Check each line of the data below for the word "last". How many lines have it? Answer with the number alone.

[Start of section]

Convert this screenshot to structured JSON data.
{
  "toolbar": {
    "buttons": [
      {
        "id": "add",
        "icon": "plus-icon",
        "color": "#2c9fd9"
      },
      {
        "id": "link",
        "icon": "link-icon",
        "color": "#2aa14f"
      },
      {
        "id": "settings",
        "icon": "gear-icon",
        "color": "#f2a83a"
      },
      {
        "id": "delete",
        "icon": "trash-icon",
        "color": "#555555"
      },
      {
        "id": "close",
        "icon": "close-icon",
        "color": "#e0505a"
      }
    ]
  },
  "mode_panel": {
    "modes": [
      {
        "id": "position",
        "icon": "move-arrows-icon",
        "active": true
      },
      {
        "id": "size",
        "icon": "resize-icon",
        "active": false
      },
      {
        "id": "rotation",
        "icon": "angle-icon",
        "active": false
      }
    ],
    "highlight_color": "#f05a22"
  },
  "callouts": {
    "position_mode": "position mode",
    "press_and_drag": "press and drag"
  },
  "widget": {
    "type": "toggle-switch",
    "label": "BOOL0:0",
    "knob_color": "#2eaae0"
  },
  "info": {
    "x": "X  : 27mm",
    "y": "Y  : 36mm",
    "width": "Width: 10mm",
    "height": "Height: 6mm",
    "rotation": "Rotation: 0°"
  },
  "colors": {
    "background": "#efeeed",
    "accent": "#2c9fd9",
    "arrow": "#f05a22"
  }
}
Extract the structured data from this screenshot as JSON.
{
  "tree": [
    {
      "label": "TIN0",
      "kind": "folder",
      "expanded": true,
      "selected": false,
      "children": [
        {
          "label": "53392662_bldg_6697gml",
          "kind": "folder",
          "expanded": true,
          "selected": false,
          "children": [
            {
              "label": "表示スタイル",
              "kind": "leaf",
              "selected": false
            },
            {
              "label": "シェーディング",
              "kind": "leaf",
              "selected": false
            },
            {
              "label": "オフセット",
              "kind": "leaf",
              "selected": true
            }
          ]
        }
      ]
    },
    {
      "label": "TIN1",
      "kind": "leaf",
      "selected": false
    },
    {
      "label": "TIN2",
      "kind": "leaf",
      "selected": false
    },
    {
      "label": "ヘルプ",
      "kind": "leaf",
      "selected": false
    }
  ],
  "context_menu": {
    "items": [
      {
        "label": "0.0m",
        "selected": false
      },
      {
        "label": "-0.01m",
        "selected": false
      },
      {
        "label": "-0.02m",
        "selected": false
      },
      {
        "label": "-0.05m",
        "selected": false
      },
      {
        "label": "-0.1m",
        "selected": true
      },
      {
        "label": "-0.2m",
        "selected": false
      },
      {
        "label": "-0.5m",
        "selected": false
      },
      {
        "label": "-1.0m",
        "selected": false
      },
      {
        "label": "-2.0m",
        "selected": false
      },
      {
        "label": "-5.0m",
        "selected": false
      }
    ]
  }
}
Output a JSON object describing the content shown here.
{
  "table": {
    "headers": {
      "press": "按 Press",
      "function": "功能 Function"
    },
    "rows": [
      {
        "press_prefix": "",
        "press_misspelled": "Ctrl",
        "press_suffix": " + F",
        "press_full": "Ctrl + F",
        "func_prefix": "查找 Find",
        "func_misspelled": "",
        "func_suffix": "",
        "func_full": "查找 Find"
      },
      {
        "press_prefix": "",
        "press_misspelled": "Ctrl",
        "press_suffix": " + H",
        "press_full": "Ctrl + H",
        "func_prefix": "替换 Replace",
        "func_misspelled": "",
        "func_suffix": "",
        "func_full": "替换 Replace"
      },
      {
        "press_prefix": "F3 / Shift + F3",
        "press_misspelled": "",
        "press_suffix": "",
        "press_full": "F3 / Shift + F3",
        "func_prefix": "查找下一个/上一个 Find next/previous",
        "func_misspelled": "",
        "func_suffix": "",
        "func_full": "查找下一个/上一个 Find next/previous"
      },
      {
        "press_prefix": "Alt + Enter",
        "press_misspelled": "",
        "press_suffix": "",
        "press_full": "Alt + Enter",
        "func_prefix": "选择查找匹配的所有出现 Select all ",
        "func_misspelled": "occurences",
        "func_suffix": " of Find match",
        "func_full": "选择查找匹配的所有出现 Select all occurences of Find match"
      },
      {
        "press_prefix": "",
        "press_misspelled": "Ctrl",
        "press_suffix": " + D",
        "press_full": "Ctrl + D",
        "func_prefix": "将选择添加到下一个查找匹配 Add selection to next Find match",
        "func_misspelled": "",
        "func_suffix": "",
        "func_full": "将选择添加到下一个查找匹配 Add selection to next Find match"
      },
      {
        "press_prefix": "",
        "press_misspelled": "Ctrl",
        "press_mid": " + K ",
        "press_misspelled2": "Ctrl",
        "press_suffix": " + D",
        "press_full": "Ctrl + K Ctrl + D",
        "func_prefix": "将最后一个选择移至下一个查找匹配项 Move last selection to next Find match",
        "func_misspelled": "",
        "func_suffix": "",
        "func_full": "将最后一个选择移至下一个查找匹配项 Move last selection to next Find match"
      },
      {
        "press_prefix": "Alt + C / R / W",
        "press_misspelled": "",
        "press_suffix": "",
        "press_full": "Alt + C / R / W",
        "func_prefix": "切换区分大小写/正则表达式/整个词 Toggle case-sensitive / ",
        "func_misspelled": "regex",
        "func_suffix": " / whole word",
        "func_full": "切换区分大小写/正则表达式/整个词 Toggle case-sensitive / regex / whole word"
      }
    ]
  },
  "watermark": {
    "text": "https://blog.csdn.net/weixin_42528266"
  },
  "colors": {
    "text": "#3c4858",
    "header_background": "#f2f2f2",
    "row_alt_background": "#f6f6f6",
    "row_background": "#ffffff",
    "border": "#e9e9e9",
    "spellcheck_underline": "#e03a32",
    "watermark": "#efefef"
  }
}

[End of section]

### [ANSWER TO THE PROBLEM]
2